Manny Pacquiao believes the best help he can give to the damaged area of the Philippines right now is dedicating his Nov. 24 comeback fight against Brandon Rios to his countrymen. Even though Pacquiao is training in his home city of General Santos, his camp decided it’s in his best interests to not be distracted by visiting those affected.
Dedicating a fight to his people is great — Filipinos around the world live and die with his fights — but is that what they need most right now? Not saying his heart isn’t in the right place, but this might not be the biggest help to the people who love him so much.
In a "statement to his people," Pacquiao, who also serves as a congressman, said: "I really want to visit the area and personally do what I can to help our countrymen who have suffered so much in this terrible tragedy. But I’m in deep training for a crucial fight so I regret I cannot go."

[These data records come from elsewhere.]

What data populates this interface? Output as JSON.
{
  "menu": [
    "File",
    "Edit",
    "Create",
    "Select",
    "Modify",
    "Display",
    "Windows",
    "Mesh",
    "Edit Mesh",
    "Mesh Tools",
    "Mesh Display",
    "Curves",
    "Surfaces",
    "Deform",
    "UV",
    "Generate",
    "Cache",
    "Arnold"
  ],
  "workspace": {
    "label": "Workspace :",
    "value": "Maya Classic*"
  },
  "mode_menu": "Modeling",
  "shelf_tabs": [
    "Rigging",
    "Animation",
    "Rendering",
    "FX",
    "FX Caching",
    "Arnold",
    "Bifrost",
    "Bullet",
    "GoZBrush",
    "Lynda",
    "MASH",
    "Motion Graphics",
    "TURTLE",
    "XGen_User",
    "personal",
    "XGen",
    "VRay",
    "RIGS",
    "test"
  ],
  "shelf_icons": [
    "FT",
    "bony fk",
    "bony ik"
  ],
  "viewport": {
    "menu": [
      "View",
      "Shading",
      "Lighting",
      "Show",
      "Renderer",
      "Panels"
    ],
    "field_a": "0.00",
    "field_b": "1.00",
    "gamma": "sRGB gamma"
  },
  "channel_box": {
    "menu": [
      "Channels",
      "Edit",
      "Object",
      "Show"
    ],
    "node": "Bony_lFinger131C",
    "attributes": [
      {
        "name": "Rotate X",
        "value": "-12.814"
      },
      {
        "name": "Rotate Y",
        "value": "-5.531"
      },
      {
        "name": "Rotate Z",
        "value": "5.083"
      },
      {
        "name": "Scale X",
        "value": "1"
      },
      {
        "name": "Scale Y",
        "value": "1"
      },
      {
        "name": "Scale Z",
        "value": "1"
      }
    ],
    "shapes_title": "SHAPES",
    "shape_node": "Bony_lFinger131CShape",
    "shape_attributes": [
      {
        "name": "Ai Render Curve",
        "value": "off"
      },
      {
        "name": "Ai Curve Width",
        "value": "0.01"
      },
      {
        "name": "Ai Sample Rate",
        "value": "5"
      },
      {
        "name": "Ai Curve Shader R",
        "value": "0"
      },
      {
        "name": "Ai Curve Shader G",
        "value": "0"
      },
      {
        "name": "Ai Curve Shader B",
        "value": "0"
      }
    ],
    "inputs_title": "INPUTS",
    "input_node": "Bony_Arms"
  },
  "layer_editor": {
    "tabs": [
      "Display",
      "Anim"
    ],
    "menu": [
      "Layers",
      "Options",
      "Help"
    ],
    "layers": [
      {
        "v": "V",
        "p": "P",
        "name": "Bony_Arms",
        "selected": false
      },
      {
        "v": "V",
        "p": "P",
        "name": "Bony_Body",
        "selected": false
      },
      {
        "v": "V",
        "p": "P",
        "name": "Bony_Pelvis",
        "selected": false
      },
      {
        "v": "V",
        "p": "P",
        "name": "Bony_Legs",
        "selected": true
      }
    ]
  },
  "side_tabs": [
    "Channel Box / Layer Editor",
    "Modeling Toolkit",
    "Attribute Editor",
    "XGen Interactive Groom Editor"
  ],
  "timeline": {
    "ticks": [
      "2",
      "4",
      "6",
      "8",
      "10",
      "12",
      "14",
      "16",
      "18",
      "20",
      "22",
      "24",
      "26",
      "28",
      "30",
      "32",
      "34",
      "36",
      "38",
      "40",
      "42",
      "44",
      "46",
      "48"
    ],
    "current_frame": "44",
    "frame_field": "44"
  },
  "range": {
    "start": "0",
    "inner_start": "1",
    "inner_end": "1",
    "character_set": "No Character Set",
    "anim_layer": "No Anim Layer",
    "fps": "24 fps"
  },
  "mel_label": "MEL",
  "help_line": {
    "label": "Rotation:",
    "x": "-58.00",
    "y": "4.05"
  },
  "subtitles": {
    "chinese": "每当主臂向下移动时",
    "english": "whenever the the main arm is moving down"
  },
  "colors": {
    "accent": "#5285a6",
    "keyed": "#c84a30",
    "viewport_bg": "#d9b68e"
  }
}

"I will send help to those who need it the most," he added, "and I enjoin all of you to pray for our country and people in these trying times."
No donation by Pacquiao has been announced.
Clearly, a victory by Pacquiao over the American Rios has the potential to help Filipinos take their minds off the tragedy. But with this week’s comments by trainer Freddie Roach, who said Pacquiao will consider retirement if he doesn’t fight well, the question has to be asked: Is this fight more for Pacquiao than for his people?
Pacquiao, 34, is on a two-fight losing streak, coming off a devastating knockout loss to Juan Manuel Marquez. The fight everyone wanted, against Floyd Mayweather Jr., is now an afterthought. So what if he loses to Rios? He’s rich. He’s beloved. If he retires, he’s still a hero. If he wants to fight again, he’s still young enough.
Michael Koncz, an advisor to the fighter, said if anyone is able to put the outside distractions on hold, at least for the duration of a bout, it is Pacquiao.
"Manny knows how to manage himself. He’s been in the game a long time and knows his body better than anyone else. He’s in that zone right now; he’s ready. If he had to go tomorrow, he’d be ready."
Too bad he can’t fight tomorrow. Then he could put his career aside and help the typhoon victims.